When using Delphi's
ReadLn to read values from a tab-delimited file into a series of variables, why do some of the variables not get assigned to appropriate value when I step through the debugger?
x, y, z: Integer; ... ReadLn(fh, x, y, z); MessageBox(int2Str(y)); ...
y has a value, x and z are 0 ...
Note: This was edited after Mason Wheeler's entirely valid answer
Readln will parse input as well as it can for the variable types you give it, but if your first one (name) is a string, it'll read everything up to the linebreak. If you want to load in a tab-delimited file, I'd use a TStringList and set the delimiter character to #9.

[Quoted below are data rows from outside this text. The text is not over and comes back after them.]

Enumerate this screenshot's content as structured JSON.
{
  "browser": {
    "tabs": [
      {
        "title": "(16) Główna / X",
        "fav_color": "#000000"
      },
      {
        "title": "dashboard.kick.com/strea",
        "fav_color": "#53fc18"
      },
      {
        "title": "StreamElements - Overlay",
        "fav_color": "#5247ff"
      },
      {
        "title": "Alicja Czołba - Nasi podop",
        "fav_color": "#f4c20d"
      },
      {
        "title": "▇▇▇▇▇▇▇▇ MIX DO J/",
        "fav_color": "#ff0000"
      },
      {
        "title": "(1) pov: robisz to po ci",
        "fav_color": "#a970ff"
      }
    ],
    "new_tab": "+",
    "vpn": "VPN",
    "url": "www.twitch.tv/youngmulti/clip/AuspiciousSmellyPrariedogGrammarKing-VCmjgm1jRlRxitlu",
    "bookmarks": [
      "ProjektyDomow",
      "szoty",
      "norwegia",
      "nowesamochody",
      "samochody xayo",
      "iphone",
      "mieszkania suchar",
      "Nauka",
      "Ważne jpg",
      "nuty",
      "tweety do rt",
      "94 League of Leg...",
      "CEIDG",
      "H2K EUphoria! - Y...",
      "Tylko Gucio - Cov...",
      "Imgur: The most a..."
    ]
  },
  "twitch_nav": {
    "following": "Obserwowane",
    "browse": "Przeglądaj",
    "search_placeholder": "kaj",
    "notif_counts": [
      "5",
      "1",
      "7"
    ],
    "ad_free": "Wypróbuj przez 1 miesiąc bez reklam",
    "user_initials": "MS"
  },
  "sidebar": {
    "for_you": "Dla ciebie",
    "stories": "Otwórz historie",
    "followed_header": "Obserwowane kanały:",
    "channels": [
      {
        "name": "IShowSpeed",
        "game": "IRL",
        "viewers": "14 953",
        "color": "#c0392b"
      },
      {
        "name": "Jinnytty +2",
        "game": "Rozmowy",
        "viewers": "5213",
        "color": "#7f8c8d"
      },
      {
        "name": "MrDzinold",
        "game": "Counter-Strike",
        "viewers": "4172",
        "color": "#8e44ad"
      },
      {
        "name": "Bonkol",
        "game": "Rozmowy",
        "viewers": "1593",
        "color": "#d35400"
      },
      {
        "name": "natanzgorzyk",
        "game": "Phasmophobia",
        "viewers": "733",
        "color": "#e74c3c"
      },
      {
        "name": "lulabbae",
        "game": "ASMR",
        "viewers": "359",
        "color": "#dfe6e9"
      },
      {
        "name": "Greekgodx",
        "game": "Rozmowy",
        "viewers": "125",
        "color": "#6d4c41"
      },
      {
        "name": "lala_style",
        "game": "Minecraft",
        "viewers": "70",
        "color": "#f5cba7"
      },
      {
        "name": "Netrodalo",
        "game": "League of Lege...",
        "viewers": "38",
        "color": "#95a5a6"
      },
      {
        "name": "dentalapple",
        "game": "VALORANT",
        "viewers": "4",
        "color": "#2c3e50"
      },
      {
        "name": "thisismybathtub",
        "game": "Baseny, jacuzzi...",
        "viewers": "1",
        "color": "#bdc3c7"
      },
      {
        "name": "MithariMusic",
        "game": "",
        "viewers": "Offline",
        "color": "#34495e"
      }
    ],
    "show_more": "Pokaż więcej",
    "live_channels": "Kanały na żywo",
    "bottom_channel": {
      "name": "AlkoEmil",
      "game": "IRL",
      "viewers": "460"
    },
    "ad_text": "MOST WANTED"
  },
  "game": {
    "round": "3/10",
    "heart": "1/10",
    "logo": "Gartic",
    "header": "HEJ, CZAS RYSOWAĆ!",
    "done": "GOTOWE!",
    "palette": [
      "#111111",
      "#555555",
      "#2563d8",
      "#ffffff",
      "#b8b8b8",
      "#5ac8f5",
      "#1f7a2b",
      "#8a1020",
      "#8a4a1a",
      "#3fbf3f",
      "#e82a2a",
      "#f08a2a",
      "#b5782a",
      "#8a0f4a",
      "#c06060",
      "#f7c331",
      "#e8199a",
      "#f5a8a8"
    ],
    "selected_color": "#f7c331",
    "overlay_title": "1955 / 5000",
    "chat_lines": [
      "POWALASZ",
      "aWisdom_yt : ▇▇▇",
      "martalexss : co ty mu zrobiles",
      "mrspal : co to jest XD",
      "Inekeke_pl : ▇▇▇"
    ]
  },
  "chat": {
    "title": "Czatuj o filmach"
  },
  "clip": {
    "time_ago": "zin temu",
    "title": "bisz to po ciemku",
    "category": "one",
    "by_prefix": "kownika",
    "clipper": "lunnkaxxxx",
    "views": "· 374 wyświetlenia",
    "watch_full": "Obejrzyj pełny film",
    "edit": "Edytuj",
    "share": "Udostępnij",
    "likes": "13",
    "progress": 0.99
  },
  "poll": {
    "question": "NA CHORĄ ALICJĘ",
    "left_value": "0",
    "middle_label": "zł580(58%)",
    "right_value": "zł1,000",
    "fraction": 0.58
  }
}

This is a symptom of a more general gotcha, in particular trying to debug the values of unused variables.
In Short: By default, the compiler optimises away unused variables
If when writing code incrementally, you decide to debug and find out, say, that the
ReadLn procedure is reading in the variables correctly, you may find that the values are empty or 0. Unless the variables are used later in the code - which may not be the case if you are debugging as you write each line - the compiler appears to optimise them away.
ReadLn in the example since it may well be that you want to use data in the second column of a csv file and so have to create various throwaway variables that are not used. When checking the values of the throwaway variables, you then find that they do not contain what you expect!
In the above example you can force the debugger to load the vlaues by simply 'using' the variables later in the code, i.e.
x, y, z: Integer; ... ReadLn(fh, x, y, z); MessageBox(int2Str(y)); MessageBox(int2Str(x)); MessageBox(int2Str(z)); ...
Now, mousover will reveal the values of
z as well
The use of ReadLn() is unreliable in this example, because it will read to the first whitespace, add this to the first number, then to the second whitespace, add that, etc. You're doing a ReadLn, thus anything beyond the third integer on that line is ignored! And missing values default to zero.
If your numbers are prefixed with spaces, X would be the space, thus zero. Y would be the first number up to the tab delimiter. Z would be the second space in front of the second number, thus default zero.
To be honest, I only use ReadLn() to read a whole string from a textfile. With tab-delimited types I tend to use all kinds of other techniques, including using a stringlist.
ReadLn? hmmm (from memory) Was it expecting one line for each variable??? Really don't remember...